**WORK TO COMPLETE**
Report every line of the data where the string "time" appears.

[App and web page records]
—————
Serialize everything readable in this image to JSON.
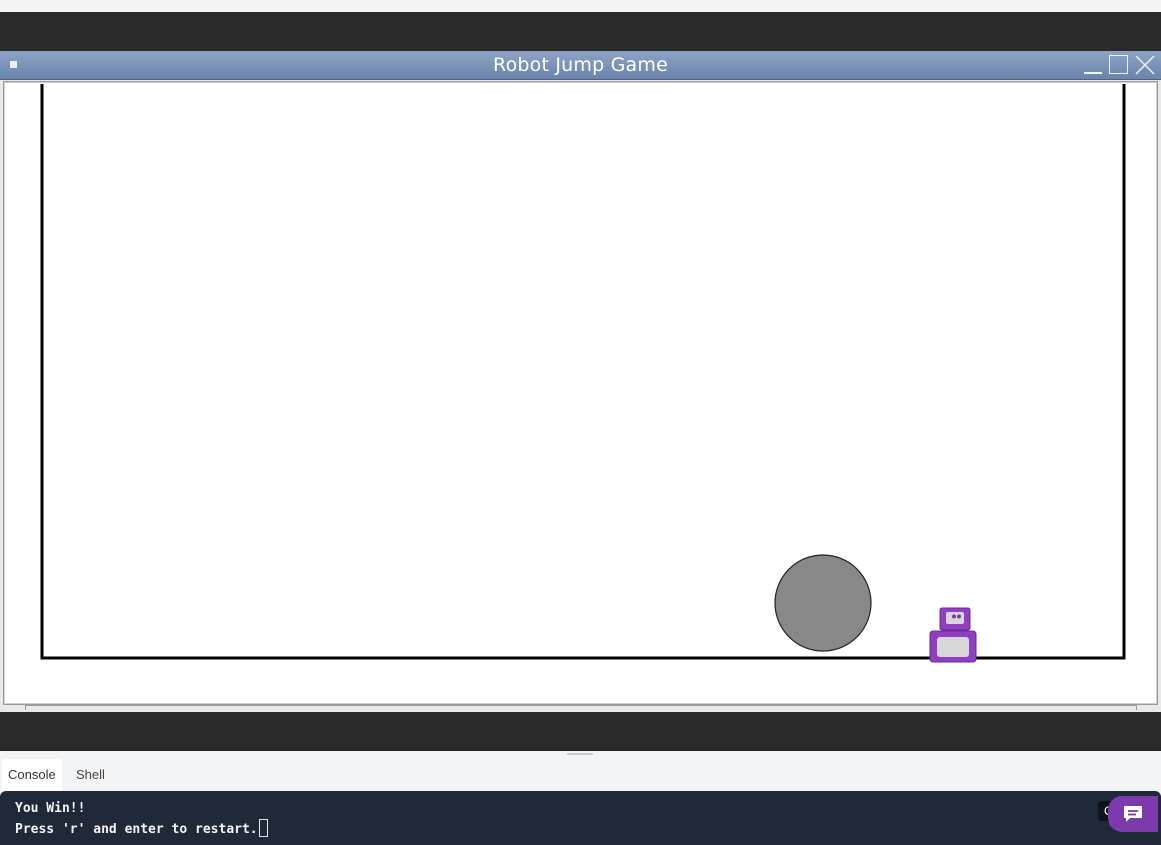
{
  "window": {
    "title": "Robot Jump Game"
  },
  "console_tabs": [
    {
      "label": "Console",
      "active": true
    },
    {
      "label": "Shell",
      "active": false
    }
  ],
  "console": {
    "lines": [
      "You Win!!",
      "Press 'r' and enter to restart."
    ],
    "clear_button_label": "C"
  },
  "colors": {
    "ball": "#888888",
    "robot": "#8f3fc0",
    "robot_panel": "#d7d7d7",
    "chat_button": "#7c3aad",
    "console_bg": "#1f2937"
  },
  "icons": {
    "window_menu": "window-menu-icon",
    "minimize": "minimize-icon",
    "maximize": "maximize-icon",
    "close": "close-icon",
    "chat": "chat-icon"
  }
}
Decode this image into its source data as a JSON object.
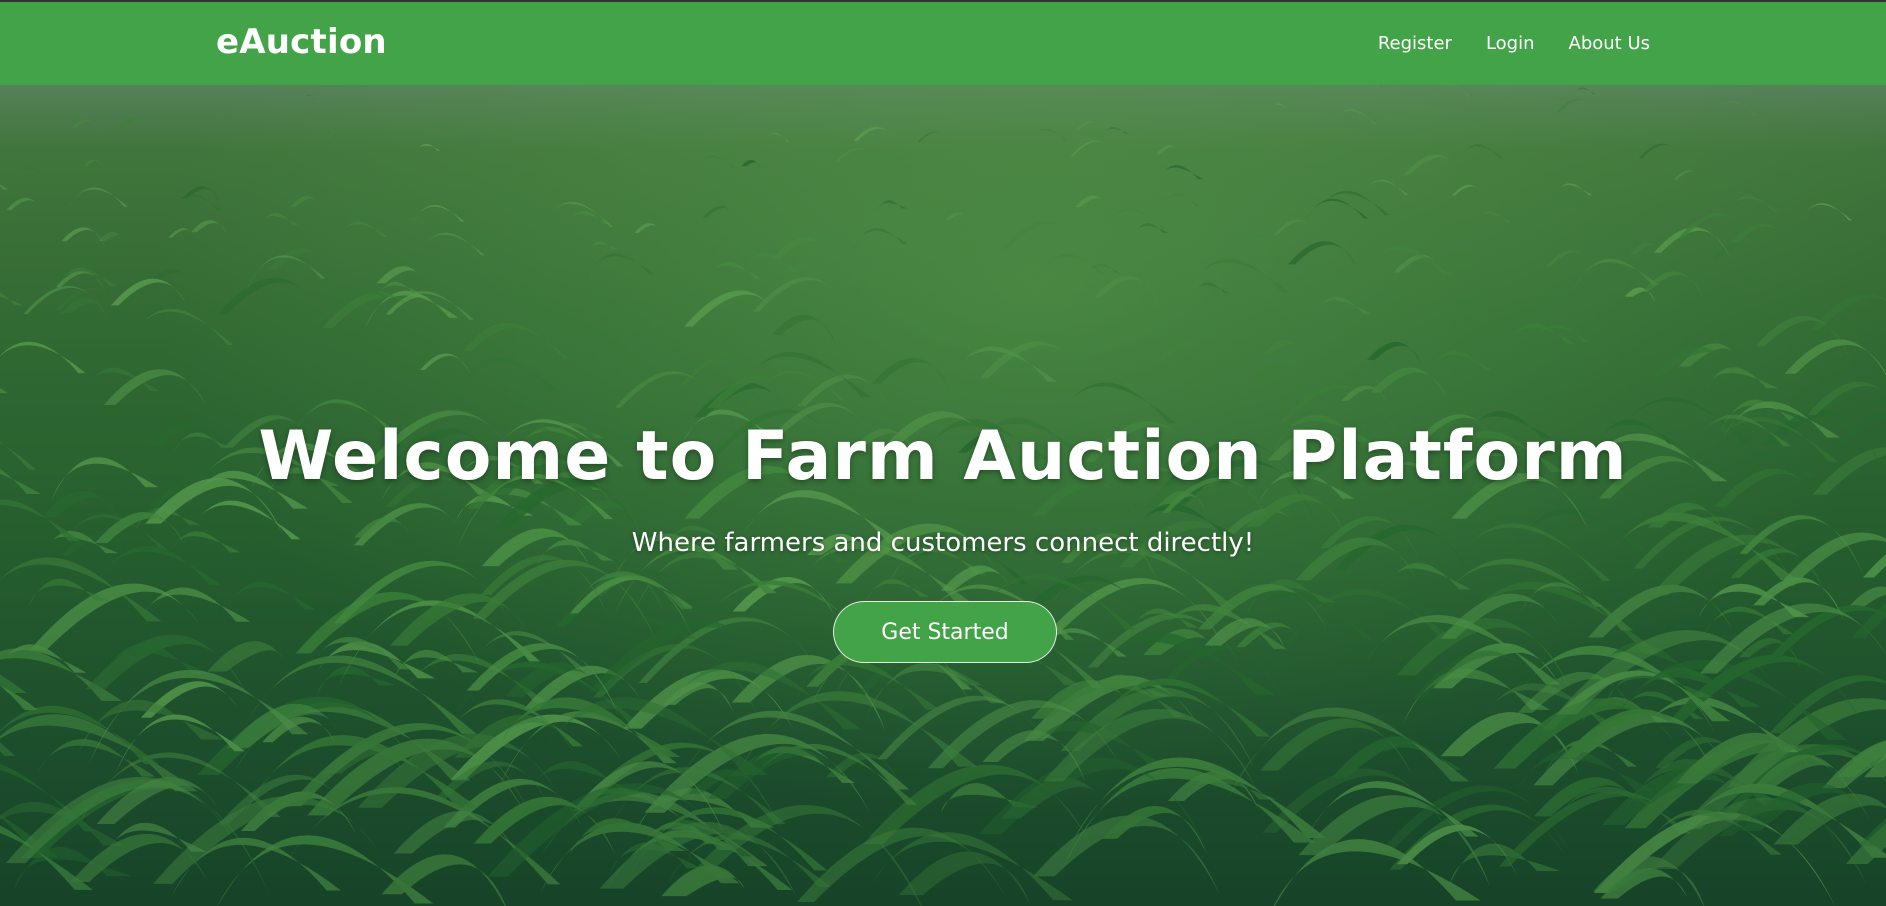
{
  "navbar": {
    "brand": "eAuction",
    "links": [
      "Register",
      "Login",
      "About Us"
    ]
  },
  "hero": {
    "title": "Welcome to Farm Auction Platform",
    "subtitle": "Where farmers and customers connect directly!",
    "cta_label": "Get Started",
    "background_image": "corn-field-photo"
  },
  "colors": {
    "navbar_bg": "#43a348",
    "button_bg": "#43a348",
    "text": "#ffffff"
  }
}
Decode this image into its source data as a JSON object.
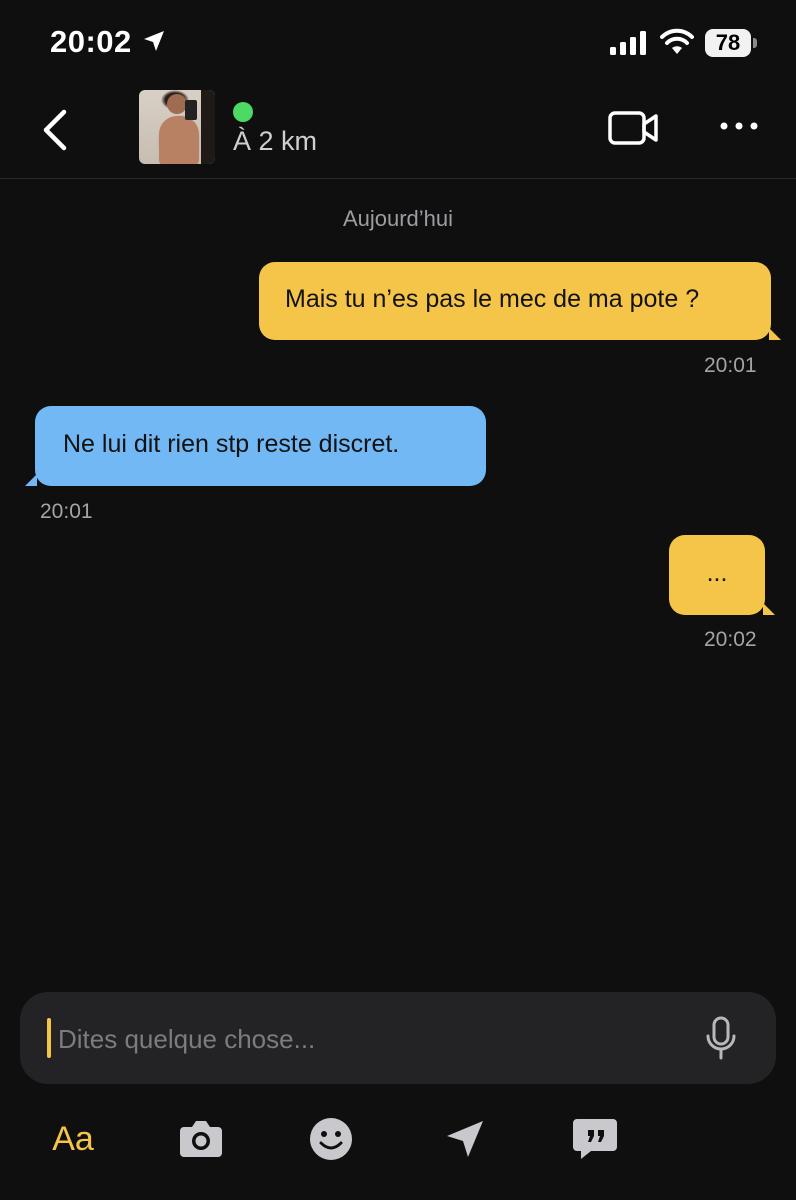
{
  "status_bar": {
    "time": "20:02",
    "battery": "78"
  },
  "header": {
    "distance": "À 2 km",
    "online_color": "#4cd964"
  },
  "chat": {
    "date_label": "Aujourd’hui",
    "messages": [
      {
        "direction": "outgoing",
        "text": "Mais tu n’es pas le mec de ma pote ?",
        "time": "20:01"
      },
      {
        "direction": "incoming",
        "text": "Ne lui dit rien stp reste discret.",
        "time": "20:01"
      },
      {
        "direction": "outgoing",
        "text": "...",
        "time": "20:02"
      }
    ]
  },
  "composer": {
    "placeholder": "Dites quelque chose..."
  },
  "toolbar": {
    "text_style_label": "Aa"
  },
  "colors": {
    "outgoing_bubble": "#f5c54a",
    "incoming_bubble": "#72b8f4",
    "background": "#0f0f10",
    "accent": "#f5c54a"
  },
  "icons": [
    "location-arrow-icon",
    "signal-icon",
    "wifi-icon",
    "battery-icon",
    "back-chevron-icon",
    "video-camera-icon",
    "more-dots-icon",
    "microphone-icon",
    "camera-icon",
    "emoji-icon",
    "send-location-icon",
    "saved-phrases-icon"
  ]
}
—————
**EXERCISE RESPONSE**
    "time": "20:02",
        "time": "20:01"
        "time": "20:01"
        "time": "20:02"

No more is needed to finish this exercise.